**Work instructions**
Each line below must be set down exactly; omit any image you find.

**Entries shown**

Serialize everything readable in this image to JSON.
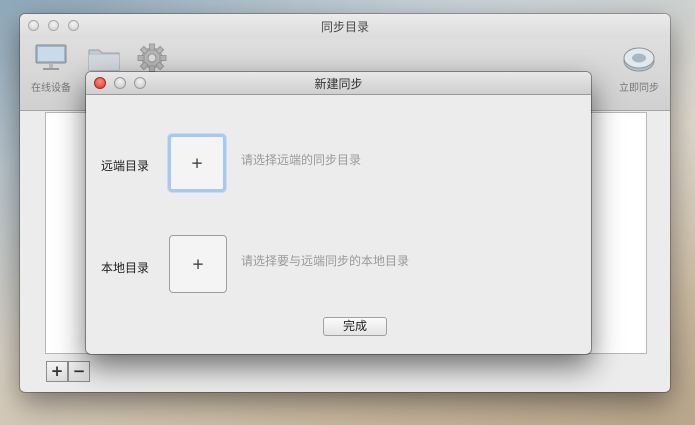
{
  "main_window": {
    "title": "同步目录",
    "toolbar": {
      "online_devices_label": "在线设备",
      "sync_now_label": "立即同步"
    },
    "add_symbol": "+",
    "remove_symbol": "−"
  },
  "dialog": {
    "title": "新建同步",
    "remote": {
      "label": "远端目录",
      "picker_symbol": "+",
      "hint": "请选择远端的同步目录"
    },
    "local": {
      "label": "本地目录",
      "picker_symbol": "+",
      "hint": "请选择要与远端同步的本地目录"
    },
    "done_label": "完成"
  },
  "icons": {
    "monitor": "monitor-icon",
    "folder": "folder-icon",
    "gear": "gear-icon",
    "sync": "sync-disc-icon"
  },
  "colors": {
    "close_red": "#e0443e",
    "focus_ring": "#a8c8f0"
  }
}
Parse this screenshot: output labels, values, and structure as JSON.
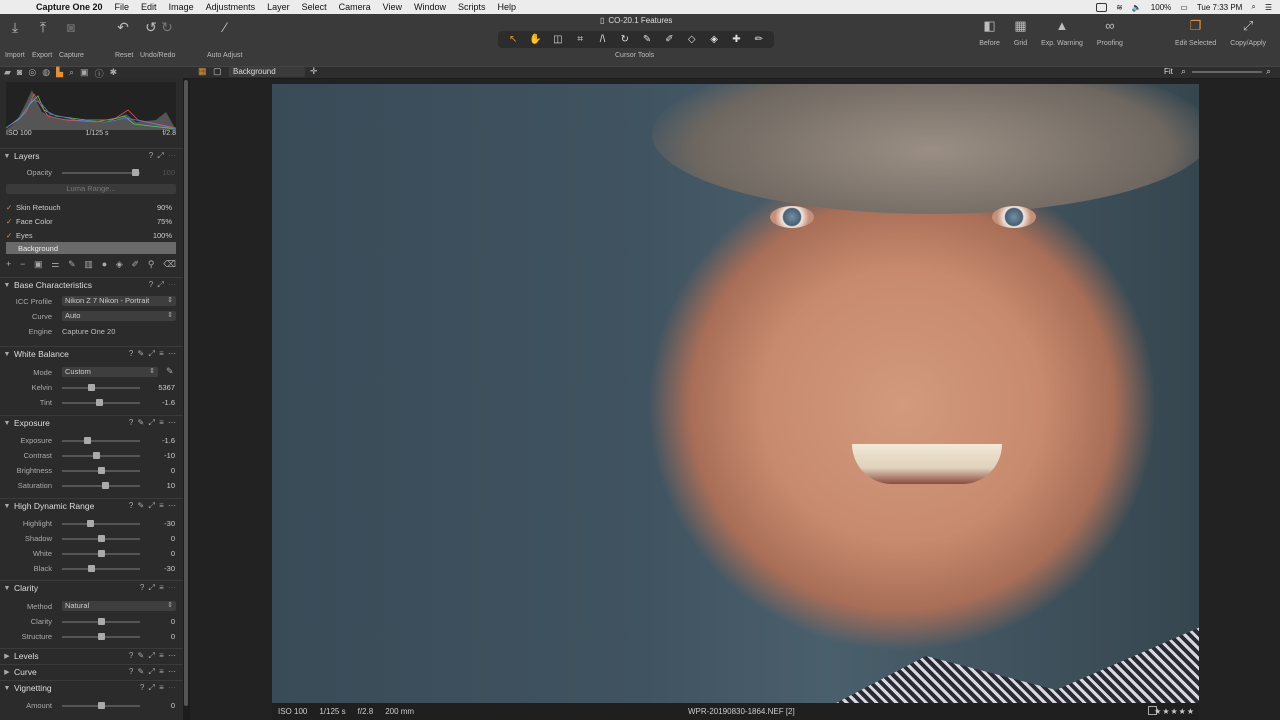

**Answer box**
Serialize everything readable in this image to JSON.
{
  "main_window": {
    "title": "同步目录",
    "toolbar": {
      "online_devices_label": "在线设备",
      "sync_now_label": "立即同步"
    },
    "add_symbol": "+",
    "remove_symbol": "−"
  },
  "dialog": {
    "title": "新建同步",
    "remote": {
      "label": "远端目录",
      "picker_symbol": "+",
      "hint": "请选择远端的同步目录"
    },
    "local": {
      "label": "本地目录",
      "picker_symbol": "+",
      "hint": "请选择要与远端同步的本地目录"
    },
    "done_label": "完成"
  },
  "icons": {
    "monitor": "monitor-icon",
    "folder": "folder-icon",
    "gear": "gear-icon",
    "sync": "sync-disc-icon"
  },
  "colors": {
    "close_red": "#e0443e",
    "focus_ring": "#a8c8f0"
  }
}
Parse this screenshot: output labels, values, and structure as JSON.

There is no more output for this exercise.